In a significant move to address concerns over the potential misuse of artificial intelligence (AI) in political advertising, Meta, the parent company of Facebook, has announced a new policy barring political advertisers from utilizing its generative AI advertising products. This decision comes in response to mounting fears that AI-powered tools could amplify the spread of election-related misinformation. While Meta has not yet publicly disclosed this decision in its advertising standards, it marks a significant step in the evolving landscape of AI-related policies within the tech industry.
The rise of generative AI advertising
Meta’s decision to restrict political advertisers from using generative AI advertising tools follows its earlier announcement to expand access to these cutting-edge technologies. These tools are capable of instantly generating backgrounds, making image adjustments, and creating various ad copy variations based on simple text prompts. Initially, these AI-powered tools were offered to a select group of advertisers, with plans to roll them out globally to all advertisers in the near future. However, concerns over their potential misuse in political campaigns have led Meta to take this preventive measure.
Tech industry’s response to generative AI
Meta is not the only tech company venturing into the realm of generative AI advertising. Other major players, including Alphabet’s Google, have also launched similar tools. Google, the largest digital advertising company, has taken steps to keep politics out of its generative AI ad products by blocking a list of “political keywords” from being used as prompts. Additionally, Google plans to update its policies in mid-November to require election-related ads to include disclosures if they contain “synthetic content that inauthentically depicts real or realistic-looking people or events.”
Snapchat and TikTok have opted to outright ban political advertisements, while Twitter (now known as X) has not introduced any generative AI advertising tools.
Meta’s policy evolution
Meta’s decision to restrict the use of generative AI in political advertising reflects a broader acknowledgment within the company of the challenges posed by these technologies. Nick Clegg, Meta’s top policy executive, emphasized the need to update the rules governing generative AI’s use in political campaigns. He expressed concerns about the potential for this technology to be exploited to interfere in upcoming elections, particularly in 2024, and called for a special focus on election-related content that moves across different platforms.
Earlier, Clegg announced that Meta would block its user-facing Meta AI virtual assistant from creating photo-realistic images of public figures. The company also committed to developing a system to “watermark” content generated by AI, reinforcing the importance of transparency and accountability in the use of these tools.

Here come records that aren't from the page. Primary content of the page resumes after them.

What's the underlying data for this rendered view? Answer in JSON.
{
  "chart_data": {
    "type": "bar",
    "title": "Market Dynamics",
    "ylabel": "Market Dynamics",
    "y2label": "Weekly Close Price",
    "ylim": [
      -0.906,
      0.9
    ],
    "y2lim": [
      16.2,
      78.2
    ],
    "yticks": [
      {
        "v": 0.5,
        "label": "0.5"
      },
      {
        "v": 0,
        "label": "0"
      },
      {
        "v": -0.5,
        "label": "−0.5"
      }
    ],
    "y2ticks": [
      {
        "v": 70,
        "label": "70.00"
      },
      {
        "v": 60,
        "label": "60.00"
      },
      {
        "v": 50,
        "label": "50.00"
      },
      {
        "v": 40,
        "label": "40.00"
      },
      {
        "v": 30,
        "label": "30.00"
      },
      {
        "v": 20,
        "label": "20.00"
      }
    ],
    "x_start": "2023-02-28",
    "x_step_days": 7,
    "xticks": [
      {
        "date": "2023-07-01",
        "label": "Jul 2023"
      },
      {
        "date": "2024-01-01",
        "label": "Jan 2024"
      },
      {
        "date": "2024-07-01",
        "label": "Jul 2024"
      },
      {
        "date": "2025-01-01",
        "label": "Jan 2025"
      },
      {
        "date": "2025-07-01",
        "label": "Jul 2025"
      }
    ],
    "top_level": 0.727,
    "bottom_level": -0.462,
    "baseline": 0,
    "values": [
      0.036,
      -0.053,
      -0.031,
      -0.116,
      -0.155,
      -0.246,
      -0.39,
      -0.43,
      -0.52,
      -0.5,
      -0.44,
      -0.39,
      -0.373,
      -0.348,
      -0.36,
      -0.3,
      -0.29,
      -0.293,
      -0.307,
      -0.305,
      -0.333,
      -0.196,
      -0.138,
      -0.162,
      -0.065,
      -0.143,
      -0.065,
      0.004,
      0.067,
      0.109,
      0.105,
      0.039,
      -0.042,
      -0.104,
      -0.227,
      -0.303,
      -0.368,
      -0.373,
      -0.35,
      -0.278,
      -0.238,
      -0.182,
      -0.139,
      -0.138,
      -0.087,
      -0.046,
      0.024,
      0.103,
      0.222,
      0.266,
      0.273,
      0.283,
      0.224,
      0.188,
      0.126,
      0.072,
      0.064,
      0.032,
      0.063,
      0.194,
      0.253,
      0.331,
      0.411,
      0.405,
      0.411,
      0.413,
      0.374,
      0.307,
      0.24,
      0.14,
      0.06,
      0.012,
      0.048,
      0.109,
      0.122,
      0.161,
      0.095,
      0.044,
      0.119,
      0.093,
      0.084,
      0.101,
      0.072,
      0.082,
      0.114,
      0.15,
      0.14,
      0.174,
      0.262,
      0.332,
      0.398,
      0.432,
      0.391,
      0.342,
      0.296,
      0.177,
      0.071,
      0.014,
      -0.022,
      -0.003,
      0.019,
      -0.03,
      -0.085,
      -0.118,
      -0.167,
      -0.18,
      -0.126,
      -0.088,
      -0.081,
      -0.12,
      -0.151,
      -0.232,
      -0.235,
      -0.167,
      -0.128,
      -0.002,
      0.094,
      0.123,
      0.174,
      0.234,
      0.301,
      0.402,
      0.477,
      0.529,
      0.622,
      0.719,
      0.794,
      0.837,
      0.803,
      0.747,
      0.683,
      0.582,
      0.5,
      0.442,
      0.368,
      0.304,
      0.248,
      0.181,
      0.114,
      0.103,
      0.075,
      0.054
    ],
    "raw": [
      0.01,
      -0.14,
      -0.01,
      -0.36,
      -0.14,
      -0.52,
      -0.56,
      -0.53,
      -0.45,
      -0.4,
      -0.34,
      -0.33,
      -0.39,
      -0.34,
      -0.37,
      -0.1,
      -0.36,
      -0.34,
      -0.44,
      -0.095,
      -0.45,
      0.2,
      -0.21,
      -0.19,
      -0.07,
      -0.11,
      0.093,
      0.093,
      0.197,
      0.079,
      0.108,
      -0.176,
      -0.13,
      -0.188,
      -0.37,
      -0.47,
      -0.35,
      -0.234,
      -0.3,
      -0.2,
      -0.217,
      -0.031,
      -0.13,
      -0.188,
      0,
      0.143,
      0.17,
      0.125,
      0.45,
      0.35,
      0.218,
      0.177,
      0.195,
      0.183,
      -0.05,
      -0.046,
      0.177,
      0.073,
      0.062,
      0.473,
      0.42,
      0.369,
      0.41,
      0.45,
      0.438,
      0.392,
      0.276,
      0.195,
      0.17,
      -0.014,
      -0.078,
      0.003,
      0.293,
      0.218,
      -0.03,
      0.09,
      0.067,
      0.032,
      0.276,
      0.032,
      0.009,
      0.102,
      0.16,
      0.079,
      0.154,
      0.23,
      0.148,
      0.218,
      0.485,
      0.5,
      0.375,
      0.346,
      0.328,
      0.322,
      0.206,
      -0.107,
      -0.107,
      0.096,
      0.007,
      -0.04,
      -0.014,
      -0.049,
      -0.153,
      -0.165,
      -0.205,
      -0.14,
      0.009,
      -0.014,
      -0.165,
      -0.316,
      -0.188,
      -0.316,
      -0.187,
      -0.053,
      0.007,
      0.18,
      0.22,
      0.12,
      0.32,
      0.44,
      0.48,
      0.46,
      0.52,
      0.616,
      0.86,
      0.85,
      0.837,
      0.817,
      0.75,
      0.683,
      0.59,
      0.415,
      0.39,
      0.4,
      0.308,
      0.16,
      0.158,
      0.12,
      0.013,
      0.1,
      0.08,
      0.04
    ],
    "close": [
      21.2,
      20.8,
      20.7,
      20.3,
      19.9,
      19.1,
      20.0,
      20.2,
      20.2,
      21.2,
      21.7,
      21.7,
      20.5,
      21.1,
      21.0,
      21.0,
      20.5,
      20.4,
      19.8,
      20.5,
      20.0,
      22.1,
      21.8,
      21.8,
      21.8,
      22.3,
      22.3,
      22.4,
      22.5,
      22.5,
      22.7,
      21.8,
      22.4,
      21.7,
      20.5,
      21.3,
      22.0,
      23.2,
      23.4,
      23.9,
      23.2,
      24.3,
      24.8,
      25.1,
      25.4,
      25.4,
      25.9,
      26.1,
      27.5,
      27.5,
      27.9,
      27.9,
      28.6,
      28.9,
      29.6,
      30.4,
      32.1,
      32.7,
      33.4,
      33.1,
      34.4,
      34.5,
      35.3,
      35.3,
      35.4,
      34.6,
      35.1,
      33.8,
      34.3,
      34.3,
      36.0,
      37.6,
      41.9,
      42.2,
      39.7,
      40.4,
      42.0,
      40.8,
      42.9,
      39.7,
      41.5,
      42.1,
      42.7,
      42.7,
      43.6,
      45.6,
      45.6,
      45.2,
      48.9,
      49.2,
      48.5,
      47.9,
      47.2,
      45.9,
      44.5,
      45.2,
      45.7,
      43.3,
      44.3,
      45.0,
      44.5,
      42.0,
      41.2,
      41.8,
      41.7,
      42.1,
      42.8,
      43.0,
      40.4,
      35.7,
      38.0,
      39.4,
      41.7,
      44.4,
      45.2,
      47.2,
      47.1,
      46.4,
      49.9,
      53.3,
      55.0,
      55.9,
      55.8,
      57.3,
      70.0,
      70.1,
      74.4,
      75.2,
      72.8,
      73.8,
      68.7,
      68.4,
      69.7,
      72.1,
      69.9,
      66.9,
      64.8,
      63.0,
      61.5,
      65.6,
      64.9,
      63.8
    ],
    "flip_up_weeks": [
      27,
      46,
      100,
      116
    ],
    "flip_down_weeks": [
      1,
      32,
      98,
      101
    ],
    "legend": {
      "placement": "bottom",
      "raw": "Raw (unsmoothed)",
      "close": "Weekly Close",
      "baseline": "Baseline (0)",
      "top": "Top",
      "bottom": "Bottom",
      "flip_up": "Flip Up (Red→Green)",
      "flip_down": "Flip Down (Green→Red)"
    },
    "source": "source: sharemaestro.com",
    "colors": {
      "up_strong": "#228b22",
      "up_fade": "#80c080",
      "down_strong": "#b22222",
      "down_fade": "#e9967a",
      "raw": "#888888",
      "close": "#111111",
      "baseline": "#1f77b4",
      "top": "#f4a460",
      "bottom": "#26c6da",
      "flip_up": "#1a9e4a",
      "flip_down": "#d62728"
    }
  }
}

Meta’s approach to misleading AI-generated content
Meta has adopted a cautious stance towards misleading AI-generated content. The company narrowly bans such content in all forms, including organic non-paid posts, with the exception of parody or satire. However, this approach has faced scrutiny, prompting Meta’s independent Oversight Board to examine its wisdom. The board recently took up a case involving a doctored video of U.S. President Joe Biden, which Meta had left online, claiming that it was not AI-generated.
Meta’s decision to restrict the use of generative AI tools in political advertising marks a significant step in addressing concerns over the potential misuse of these technologies. As the tech industry continues to grapple with the challenges posed by AI in political campaigns, the policies adopted by companies like Meta and Google set important precedents for the responsible use of AI in the digital advertising landscape. These developments highlight the growing need for robust safeguards and regulations to ensure the integrity of political discourse in an increasingly AI-driven world.